Task directions:
Could you give back the whole listing exactly as written?

Records for the exercise:
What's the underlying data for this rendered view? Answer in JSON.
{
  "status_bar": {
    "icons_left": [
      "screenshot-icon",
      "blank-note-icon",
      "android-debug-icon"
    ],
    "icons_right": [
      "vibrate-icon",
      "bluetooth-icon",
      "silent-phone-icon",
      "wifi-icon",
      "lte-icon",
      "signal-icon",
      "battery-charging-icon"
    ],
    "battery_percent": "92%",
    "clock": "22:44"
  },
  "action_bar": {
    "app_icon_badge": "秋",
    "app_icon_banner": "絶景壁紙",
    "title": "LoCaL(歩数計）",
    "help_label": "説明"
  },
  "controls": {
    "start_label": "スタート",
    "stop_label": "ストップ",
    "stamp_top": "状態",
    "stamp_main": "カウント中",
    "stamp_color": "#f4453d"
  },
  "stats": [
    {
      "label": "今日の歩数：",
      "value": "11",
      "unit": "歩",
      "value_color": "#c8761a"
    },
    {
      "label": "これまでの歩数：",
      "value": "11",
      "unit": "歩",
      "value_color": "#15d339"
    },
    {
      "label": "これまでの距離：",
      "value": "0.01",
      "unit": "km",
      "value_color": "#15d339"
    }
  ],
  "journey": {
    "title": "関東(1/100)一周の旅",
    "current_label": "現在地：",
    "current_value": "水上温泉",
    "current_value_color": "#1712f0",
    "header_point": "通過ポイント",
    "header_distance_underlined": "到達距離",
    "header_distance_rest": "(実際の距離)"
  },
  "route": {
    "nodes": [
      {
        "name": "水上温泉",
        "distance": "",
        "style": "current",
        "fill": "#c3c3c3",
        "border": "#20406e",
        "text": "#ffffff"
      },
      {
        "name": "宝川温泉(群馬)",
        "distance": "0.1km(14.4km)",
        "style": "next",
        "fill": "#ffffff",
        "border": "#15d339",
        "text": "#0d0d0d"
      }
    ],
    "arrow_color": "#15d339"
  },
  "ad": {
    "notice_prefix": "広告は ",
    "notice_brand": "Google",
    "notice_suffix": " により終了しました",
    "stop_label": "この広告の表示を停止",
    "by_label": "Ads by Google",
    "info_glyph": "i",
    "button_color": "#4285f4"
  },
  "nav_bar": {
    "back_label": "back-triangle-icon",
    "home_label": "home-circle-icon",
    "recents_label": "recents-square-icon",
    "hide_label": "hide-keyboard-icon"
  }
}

Task result:
What's the underlying data for this rendered view? Answer in JSON.
{
  "status_bar": {
    "icons_left": [
      "screenshot-icon",
      "blank-note-icon",
      "android-debug-icon"
    ],
    "icons_right": [
      "vibrate-icon",
      "bluetooth-icon",
      "silent-phone-icon",
      "wifi-icon",
      "lte-icon",
      "signal-icon",
      "battery-charging-icon"
    ],
    "battery_percent": "92%",
    "clock": "22:44"
  },
  "action_bar": {
    "app_icon_badge": "秋",
    "app_icon_banner": "絶景壁紙",
    "title": "LoCaL(歩数計）",
    "help_label": "説明"
  },
  "controls": {
    "start_label": "スタート",
    "stop_label": "ストップ",
    "stamp_top": "状態",
    "stamp_main": "カウント中",
    "stamp_color": "#f4453d"
  },
  "stats": [
    {
      "label": "今日の歩数：",
      "value": "11",
      "unit": "歩",
      "value_color": "#c8761a"
    },
    {
      "label": "これまでの歩数：",
      "value": "11",
      "unit": "歩",
      "value_color": "#15d339"
    },
    {
      "label": "これまでの距離：",
      "value": "0.01",
      "unit": "km",
      "value_color": "#15d339"
    }
  ],
  "journey": {
    "title": "関東(1/100)一周の旅",
    "current_label": "現在地：",
    "current_value": "水上温泉",
    "current_value_color": "#1712f0",
    "header_point": "通過ポイント",
    "header_distance_underlined": "到達距離",
    "header_distance_rest": "(実際の距離)"
  },
  "route": {
    "nodes": [
      {
        "name": "水上温泉",
        "distance": "",
        "style": "current",
        "fill": "#c3c3c3",
        "border": "#20406e",
        "text": "#ffffff"
      },
      {
        "name": "宝川温泉(群馬)",
        "distance": "0.1km(14.4km)",
        "style": "next",
        "fill": "#ffffff",
        "border": "#15d339",
        "text": "#0d0d0d"
      }
    ],
    "arrow_color": "#15d339"
  },
  "ad": {
    "notice_prefix": "広告は ",
    "notice_brand": "Google",
    "notice_suffix": " により終了しました",
    "stop_label": "この広告の表示を停止",
    "by_label": "Ads by Google",
    "info_glyph": "i",
    "button_color": "#4285f4"
  },
  "nav_bar": {
    "back_label": "back-triangle-icon",
    "home_label": "home-circle-icon",
    "recents_label": "recents-square-icon",
    "hide_label": "hide-keyboard-icon"
  }
}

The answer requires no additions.